For earthquakes, you need to talk with your insurance agent about the cost and the risks. Most private insurance carriers do offer it, says Salvatore. If you are in California, you can purchase it from the California Earthquake Authority.

Your home owner’s insurance policy will also cover additional living expenses if your home becomes uninhabitable from a covered loss. For instance, if there has been a fire inside the home and you can’t live there until repairs are made, the insurance company will give you money to live somewhere else. Usually, the coverage amount is about 20 percent of your home insurance coverage, and it only covers just living and eating, says Hackett.

For example, if you had coverage for $100,000, you would get up to $20,000 that would cover about 12 months out of your home if that’s the amount of time you’ll be out of your home, she says. If it’s a shorter time, you’d get percentage per day from that 20 percent.

“It’s just always worth asking questions of your insurance agent,” Hackett says. “If you feel you need more coverage in any area, it usually is available and it’s for a negligible amount.”

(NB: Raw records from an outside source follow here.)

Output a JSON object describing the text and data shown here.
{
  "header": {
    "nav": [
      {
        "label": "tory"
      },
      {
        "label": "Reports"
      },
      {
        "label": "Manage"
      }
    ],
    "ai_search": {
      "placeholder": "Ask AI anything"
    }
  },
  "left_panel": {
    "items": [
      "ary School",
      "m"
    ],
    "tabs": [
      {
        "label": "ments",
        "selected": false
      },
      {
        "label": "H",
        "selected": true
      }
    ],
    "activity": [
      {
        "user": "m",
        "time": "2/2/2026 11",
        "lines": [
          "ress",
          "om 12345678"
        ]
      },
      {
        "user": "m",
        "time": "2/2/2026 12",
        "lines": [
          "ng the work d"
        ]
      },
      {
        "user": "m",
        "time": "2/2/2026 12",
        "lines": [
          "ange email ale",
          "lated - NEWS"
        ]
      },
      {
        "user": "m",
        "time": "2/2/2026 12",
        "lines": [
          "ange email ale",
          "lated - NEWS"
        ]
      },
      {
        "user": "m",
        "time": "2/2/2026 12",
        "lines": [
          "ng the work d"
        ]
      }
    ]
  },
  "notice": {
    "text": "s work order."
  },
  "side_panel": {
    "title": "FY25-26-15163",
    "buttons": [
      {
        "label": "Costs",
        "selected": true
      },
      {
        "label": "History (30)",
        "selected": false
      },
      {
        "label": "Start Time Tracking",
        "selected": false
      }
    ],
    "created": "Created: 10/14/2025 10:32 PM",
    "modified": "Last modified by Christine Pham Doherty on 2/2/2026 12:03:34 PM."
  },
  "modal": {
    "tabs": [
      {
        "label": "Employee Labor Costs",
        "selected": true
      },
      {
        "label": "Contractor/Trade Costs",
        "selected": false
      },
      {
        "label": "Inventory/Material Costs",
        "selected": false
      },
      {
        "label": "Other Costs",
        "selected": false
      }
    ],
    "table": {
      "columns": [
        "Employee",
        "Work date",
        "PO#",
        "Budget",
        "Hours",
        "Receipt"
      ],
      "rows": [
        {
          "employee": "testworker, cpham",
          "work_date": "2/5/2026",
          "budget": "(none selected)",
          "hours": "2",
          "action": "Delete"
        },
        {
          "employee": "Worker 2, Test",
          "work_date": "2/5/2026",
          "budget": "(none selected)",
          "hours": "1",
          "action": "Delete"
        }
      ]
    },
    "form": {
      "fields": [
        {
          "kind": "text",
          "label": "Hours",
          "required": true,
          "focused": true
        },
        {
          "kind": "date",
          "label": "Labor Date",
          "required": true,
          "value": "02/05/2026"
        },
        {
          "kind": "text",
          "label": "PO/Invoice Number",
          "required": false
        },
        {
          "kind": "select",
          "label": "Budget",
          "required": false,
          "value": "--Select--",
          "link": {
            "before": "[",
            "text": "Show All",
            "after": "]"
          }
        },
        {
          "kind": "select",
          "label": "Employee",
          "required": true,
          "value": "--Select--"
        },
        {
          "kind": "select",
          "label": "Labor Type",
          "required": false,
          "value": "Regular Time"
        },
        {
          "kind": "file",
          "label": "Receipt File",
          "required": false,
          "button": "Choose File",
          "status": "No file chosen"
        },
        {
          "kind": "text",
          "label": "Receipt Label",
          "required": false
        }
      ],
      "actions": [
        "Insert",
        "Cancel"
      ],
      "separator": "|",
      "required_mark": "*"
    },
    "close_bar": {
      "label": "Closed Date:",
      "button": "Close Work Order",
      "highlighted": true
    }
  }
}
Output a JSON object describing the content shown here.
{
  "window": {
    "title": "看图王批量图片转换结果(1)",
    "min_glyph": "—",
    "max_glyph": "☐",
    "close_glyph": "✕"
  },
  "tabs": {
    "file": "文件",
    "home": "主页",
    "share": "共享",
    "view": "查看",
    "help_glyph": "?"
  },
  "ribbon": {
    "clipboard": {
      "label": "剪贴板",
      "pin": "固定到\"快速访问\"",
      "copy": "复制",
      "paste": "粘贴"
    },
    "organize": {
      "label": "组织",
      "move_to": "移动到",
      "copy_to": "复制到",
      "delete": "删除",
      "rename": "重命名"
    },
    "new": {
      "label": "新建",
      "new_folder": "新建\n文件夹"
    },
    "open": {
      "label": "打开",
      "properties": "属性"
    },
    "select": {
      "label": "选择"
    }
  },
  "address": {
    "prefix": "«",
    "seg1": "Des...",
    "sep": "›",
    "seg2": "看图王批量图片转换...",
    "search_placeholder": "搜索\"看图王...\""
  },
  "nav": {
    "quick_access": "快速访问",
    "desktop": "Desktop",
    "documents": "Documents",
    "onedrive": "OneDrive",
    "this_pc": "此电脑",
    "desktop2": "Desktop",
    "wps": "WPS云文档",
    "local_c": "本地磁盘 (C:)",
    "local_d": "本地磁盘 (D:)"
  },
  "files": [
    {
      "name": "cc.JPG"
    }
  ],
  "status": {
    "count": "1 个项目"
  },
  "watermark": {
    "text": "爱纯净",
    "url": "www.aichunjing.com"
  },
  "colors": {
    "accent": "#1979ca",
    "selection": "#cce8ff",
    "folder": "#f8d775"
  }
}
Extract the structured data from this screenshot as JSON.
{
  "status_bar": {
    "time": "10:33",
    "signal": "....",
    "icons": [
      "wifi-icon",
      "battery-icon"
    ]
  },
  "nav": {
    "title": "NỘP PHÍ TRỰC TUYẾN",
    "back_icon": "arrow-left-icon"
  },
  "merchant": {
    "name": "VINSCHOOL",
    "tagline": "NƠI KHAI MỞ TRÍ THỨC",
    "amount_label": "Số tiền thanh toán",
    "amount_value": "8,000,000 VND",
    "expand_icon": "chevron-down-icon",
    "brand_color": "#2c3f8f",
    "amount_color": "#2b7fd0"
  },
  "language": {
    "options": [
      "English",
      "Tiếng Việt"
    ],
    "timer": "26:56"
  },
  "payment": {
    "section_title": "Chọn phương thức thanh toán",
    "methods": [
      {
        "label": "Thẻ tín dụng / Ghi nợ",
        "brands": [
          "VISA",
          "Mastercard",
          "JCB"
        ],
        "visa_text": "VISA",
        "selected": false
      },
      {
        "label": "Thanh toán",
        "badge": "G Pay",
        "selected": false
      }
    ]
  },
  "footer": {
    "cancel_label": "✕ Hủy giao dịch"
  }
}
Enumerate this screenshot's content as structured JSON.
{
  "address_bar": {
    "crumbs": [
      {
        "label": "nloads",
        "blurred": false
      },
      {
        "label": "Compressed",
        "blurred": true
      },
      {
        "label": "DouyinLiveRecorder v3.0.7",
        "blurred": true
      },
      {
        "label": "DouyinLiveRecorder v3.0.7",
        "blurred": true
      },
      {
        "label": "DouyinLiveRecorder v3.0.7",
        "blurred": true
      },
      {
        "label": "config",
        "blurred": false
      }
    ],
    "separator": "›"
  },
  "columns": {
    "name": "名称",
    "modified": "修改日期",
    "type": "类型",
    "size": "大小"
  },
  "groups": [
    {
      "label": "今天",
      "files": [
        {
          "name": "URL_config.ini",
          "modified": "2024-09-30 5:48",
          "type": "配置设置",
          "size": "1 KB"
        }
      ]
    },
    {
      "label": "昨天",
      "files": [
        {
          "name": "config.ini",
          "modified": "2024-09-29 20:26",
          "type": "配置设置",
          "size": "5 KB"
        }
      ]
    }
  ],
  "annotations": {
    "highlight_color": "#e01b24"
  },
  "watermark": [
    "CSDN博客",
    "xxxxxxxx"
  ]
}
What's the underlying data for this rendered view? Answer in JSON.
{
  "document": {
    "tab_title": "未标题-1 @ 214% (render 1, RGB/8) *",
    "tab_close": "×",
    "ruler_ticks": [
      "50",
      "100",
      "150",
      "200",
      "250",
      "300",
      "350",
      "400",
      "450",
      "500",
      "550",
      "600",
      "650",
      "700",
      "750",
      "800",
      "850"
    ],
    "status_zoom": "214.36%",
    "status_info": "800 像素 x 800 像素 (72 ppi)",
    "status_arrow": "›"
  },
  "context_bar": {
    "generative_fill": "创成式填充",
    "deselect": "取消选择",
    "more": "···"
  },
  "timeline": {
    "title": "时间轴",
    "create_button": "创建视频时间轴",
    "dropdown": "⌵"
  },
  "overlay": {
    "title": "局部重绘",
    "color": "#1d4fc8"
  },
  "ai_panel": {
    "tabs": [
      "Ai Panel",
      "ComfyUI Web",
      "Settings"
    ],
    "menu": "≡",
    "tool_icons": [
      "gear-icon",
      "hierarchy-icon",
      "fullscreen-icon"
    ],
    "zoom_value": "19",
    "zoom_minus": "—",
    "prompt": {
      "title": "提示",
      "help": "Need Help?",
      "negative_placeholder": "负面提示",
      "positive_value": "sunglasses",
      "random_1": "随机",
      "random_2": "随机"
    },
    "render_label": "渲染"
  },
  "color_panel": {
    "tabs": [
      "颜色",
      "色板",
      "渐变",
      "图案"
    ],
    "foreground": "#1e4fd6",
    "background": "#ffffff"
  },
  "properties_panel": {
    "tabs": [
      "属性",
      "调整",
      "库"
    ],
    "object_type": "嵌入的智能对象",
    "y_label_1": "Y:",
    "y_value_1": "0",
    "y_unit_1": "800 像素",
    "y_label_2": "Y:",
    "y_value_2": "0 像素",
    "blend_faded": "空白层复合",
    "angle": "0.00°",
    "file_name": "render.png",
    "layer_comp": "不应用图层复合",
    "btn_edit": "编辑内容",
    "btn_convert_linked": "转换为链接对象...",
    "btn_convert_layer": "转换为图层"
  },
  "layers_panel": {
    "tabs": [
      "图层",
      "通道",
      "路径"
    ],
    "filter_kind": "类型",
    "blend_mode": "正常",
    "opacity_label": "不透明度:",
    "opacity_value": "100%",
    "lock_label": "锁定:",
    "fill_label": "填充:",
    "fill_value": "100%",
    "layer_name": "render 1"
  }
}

Lee Nelson writes for national and regional magazines, websites, and business journals. Her work has appeared in Yahoo! Homes and many Hearst publications such as Life@Home and Women@Work.